In 2018, the festival will be offering two days of writing laboratories and workshops on Thursday, September 13 and Friday, September 14. Thursday’s addition is optional, free and open to the public; designed to engage thoughtful, guided interaction with water in our Island environment. Lane Hall will lead attendees toward the creation of their own epistolary poems dedicated to water. It will culminate in filmed sharing of poetic creations, toward the creation of an artifact representing the Festival’s shared concern for, and celebration of, Words on Water.
On Friday, our Festival attendees may wish to participate (for an additional charge) in workshops dedicated to writing craft and literary appreciation. As a branch of our Festival offerings devoted to writers and readers who wish to practice and evolve their craft, these workshops are offered by our authors and other invited workshop leaders. Four separate, two hour long workshops will be offered on Friday afternoon, giving newcomers time to get settled on the Island before the festival on Saturday.
These workshops will be lead by festival authors Marion Boyer (Poetry), Jean Pendizwol (Historical Fiction), Bonnie Jo Campbell (Fiction), and Douglas Wood (Memoir), respectively. Each workshop will cost $75.00, though a $15 discount will be applied to Island residents.
The Facts of Historical Fiction
Writing a novel that is rooted in history can become a balancing act for the author who becomes at once both historian and storyteller. While it's important to remain true to facts, there is also a need for the characters to be able move through their lives and for their story to take shape on the page. Explore the process used by award winning author, Jean E. Pendziwol in writing her bestselling debut novel The Lightkeeper's Daughters set on Lake Superior during the years leading up to and during WW2.

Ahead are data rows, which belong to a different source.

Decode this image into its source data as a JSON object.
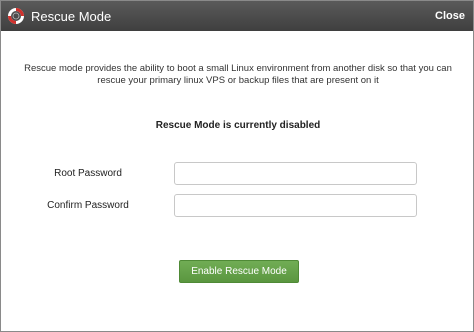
{
  "dialog": {
    "title": "Rescue Mode",
    "close_label": "Close",
    "description": "Rescue mode provides the ability to boot a small Linux environment from another disk so that you can rescue your primary linux VPS or backup files that are present on it",
    "status": "Rescue Mode is currently disabled",
    "fields": {
      "root_password": {
        "label": "Root Password",
        "value": ""
      },
      "confirm_password": {
        "label": "Confirm Password",
        "value": ""
      }
    },
    "submit_label": "Enable Rescue Mode"
  },
  "icons": {
    "title": "lifebuoy-icon"
  },
  "colors": {
    "titlebar": "#4a4a4a",
    "button": "#65a24a",
    "lifebuoy_red": "#d0312d"
  }
}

Navigating the Undercurrents in Poetry
Story, structure, music, and imagination are undercurrents within poetry. Gregory Orr proposes that we are each born with a natural inclination to use these four dynamics in different proportions in our writing. In this workshop we will examine Orr’s framework with a view of how to deepen, broaden, or vary the natural flow of our writing.
Open to all poets who wish to ease their writing into deeper waters and anyone new to poetry, interested in learning ways to consider and respond to poems. Poets, please bring 6 copies of one or two poems you’re willing to read and share with the group. (This will be nonthreatening -- flotation jackets for all)
Bonnie Jo Campbell:
You have stories to tell, and we’ll spend a couple of energetic hours together chatting, plotting, and figuring out what our rich lives have taught us and shown us so far. Poets, essayists, fiction writers, and anyone interested in taking joy in story-telling are welcome. Let’s get obsessed together, make friends, and enjoy the fruits of the writing life. Warning: I won’t let you leave unless you show me you’ve got a dozen ideas.
A Writer's Path is loaded like an over-stuffed Duluth pack with Douglas Wood’s tips and insights from 25 years of writing, publishing and teaching. It comes with plenty of opportunities for questions and personal sharing, including: the quest for ideas, overcoming “writer’s block,” discovering your confidence, the glory of “re-writing,” the art of picturesque language, the importance of “getting to the point,” and more. The workshop follows Douglas Wood's journey from a shy child-- the worst reader in the class, who suffered from ADHD and dyslexia--to NY Times best-selling author of 37 award-winning books with over 2.5 million copies sold. Not only a literary journey, the path also winds from the Boundary Waters to the Northwest Territories, as Doug became a renowned wilderness guide and educated countless explorers on the values and meaning of wild things and wild country, from trees, wildflowers, and geology to the simple sharing of a sunrise. The workshop is warm, educational and inspirational—and plenty of fun, too!